About this task:
The records are to be repeated in full. Every line must match.
[Data shown Boundary: Start]
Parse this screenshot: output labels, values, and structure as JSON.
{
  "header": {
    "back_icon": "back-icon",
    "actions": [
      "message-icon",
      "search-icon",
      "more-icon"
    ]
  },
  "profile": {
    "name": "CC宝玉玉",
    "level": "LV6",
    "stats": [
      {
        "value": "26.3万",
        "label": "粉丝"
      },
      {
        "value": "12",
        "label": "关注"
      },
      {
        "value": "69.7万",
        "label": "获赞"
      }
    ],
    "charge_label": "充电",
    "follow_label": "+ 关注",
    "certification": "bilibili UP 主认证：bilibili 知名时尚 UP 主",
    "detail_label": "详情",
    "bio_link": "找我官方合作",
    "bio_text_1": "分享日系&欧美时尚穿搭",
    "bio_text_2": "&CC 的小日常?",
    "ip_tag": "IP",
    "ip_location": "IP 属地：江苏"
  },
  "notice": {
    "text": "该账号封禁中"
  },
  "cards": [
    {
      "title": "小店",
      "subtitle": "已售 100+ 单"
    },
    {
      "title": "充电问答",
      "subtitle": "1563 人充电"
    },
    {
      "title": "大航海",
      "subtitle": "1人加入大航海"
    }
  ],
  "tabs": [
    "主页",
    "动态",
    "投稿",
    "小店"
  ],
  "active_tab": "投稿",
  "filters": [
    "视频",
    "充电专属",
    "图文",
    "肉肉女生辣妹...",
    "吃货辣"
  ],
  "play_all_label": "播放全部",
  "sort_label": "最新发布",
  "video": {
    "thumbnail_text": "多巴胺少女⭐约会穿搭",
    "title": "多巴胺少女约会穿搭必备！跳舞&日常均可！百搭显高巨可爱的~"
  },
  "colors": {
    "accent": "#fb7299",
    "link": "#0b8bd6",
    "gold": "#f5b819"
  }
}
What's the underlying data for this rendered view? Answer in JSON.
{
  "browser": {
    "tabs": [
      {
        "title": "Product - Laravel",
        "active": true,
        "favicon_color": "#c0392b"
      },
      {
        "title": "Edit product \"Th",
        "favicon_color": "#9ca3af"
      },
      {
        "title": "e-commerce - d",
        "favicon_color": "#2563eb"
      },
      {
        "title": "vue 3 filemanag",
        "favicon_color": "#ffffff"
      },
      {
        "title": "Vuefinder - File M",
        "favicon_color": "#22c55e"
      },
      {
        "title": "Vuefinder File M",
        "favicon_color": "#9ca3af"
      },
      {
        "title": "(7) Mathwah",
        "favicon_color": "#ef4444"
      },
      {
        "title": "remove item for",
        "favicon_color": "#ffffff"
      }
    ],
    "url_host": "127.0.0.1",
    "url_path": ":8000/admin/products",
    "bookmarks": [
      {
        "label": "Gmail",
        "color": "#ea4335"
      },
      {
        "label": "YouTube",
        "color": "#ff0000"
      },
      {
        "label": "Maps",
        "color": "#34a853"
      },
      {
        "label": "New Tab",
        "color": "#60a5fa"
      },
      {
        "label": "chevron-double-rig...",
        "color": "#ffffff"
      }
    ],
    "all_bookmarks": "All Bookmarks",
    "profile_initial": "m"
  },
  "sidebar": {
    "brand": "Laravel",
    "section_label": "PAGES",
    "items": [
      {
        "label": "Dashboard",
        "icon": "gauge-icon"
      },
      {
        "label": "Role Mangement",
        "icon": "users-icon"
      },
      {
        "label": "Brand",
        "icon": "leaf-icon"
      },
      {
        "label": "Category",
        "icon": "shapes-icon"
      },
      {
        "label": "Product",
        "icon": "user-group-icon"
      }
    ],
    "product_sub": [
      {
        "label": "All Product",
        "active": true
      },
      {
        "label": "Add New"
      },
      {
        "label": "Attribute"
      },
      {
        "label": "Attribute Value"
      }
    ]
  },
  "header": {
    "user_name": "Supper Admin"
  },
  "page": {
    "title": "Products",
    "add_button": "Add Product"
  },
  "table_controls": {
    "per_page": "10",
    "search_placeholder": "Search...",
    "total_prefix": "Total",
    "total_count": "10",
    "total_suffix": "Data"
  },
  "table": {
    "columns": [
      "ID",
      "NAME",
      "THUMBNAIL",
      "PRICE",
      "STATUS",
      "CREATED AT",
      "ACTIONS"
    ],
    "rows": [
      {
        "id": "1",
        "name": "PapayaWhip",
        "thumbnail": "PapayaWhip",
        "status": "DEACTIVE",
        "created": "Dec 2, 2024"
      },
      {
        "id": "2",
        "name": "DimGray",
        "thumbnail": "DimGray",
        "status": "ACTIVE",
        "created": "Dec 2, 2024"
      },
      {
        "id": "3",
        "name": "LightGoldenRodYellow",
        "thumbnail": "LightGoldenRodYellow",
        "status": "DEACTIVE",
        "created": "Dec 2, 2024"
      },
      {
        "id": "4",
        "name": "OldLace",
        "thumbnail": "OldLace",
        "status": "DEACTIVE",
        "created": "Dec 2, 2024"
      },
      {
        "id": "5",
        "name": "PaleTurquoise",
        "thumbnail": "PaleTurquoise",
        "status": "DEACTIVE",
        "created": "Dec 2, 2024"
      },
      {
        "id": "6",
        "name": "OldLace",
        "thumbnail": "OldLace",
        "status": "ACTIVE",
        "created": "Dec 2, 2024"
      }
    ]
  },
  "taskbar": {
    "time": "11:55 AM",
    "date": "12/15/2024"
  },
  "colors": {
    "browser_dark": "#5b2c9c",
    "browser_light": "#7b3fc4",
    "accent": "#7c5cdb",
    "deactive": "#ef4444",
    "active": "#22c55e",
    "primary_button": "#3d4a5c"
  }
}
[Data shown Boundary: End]
Answer section:
Parse this screenshot: output labels, values, and structure as JSON.
{
  "header": {
    "back_icon": "back-icon",
    "actions": [
      "message-icon",
      "search-icon",
      "more-icon"
    ]
  },
  "profile": {
    "name": "CC宝玉玉",
    "level": "LV6",
    "stats": [
      {
        "value": "26.3万",
        "label": "粉丝"
      },
      {
        "value": "12",
        "label": "关注"
      },
      {
        "value": "69.7万",
        "label": "获赞"
      }
    ],
    "charge_label": "充电",
    "follow_label": "+ 关注",
    "certification": "bilibili UP 主认证：bilibili 知名时尚 UP 主",
    "detail_label": "详情",
    "bio_link": "找我官方合作",
    "bio_text_1": "分享日系&欧美时尚穿搭",
    "bio_text_2": "&CC 的小日常?",
    "ip_tag": "IP",
    "ip_location": "IP 属地：江苏"
  },
  "notice": {
    "text": "该账号封禁中"
  },
  "cards": [
    {
      "title": "小店",
      "subtitle": "已售 100+ 单"
    },
    {
      "title": "充电问答",
      "subtitle": "1563 人充电"
    },
    {
      "title": "大航海",
      "subtitle": "1人加入大航海"
    }
  ],
  "tabs": [
    "主页",
    "动态",
    "投稿",
    "小店"
  ],
  "active_tab": "投稿",
  "filters": [
    "视频",
    "充电专属",
    "图文",
    "肉肉女生辣妹...",
    "吃货辣"
  ],
  "play_all_label": "播放全部",
  "sort_label": "最新发布",
  "video": {
    "thumbnail_text": "多巴胺少女⭐约会穿搭",
    "title": "多巴胺少女约会穿搭必备！跳舞&日常均可！百搭显高巨可爱的~"
  },
  "colors": {
    "accent": "#fb7299",
    "link": "#0b8bd6",
    "gold": "#f5b819"
  }
}
What's the underlying data for this rendered view? Answer in JSON.
{
  "browser": {
    "tabs": [
      {
        "title": "Product - Laravel",
        "active": true,
        "favicon_color": "#c0392b"
      },
      {
        "title": "Edit product \"Th",
        "favicon_color": "#9ca3af"
      },
      {
        "title": "e-commerce - d",
        "favicon_color": "#2563eb"
      },
      {
        "title": "vue 3 filemanag",
        "favicon_color": "#ffffff"
      },
      {
        "title": "Vuefinder - File M",
        "favicon_color": "#22c55e"
      },
      {
        "title": "Vuefinder File M",
        "favicon_color": "#9ca3af"
      },
      {
        "title": "(7) Mathwah",
        "favicon_color": "#ef4444"
      },
      {
        "title": "remove item for",
        "favicon_color": "#ffffff"
      }
    ],
    "url_host": "127.0.0.1",
    "url_path": ":8000/admin/products",
    "bookmarks": [
      {
        "label": "Gmail",
        "color": "#ea4335"
      },
      {
        "label": "YouTube",
        "color": "#ff0000"
      },
      {
        "label": "Maps",
        "color": "#34a853"
      },
      {
        "label": "New Tab",
        "color": "#60a5fa"
      },
      {
        "label": "chevron-double-rig...",
        "color": "#ffffff"
      }
    ],
    "all_bookmarks": "All Bookmarks",
    "profile_initial": "m"
  },
  "sidebar": {
    "brand": "Laravel",
    "section_label": "PAGES",
    "items": [
      {
        "label": "Dashboard",
        "icon": "gauge-icon"
      },
      {
        "label": "Role Mangement",
        "icon": "users-icon"
      },
      {
        "label": "Brand",
        "icon": "leaf-icon"
      },
      {
        "label": "Category",
        "icon": "shapes-icon"
      },
      {
        "label": "Product",
        "icon": "user-group-icon"
      }
    ],
    "product_sub": [
      {
        "label": "All Product",
        "active": true
      },
      {
        "label": "Add New"
      },
      {
        "label": "Attribute"
      },
      {
        "label": "Attribute Value"
      }
    ]
  },
  "header": {
    "user_name": "Supper Admin"
  },
  "page": {
    "title": "Products",
    "add_button": "Add Product"
  },
  "table_controls": {
    "per_page": "10",
    "search_placeholder": "Search...",
    "total_prefix": "Total",
    "total_count": "10",
    "total_suffix": "Data"
  },
  "table": {
    "columns": [
      "ID",
      "NAME",
      "THUMBNAIL",
      "PRICE",
      "STATUS",
      "CREATED AT",
      "ACTIONS"
    ],
    "rows": [
      {
        "id": "1",
        "name": "PapayaWhip",
        "thumbnail": "PapayaWhip",
        "status": "DEACTIVE",
        "created": "Dec 2, 2024"
      },
      {
        "id": "2",
        "name": "DimGray",
        "thumbnail": "DimGray",
        "status": "ACTIVE",
        "created": "Dec 2, 2024"
      },
      {
        "id": "3",
        "name": "LightGoldenRodYellow",
        "thumbnail": "LightGoldenRodYellow",
        "status": "DEACTIVE",
        "created": "Dec 2, 2024"
      },
      {
        "id": "4",
        "name": "OldLace",
        "thumbnail": "OldLace",
        "status": "DEACTIVE",
        "created": "Dec 2, 2024"
      },
      {
        "id": "5",
        "name": "PaleTurquoise",
        "thumbnail": "PaleTurquoise",
        "status": "DEACTIVE",
        "created": "Dec 2, 2024"
      },
      {
        "id": "6",
        "name": "OldLace",
        "thumbnail": "OldLace",
        "status": "ACTIVE",
        "created": "Dec 2, 2024"
      }
    ]
  },
  "taskbar": {
    "time": "11:55 AM",
    "date": "12/15/2024"
  },
  "colors": {
    "browser_dark": "#5b2c9c",
    "browser_light": "#7b3fc4",
    "accent": "#7c5cdb",
    "deactive": "#ef4444",
    "active": "#22c55e",
    "primary_button": "#3d4a5c"
  }
}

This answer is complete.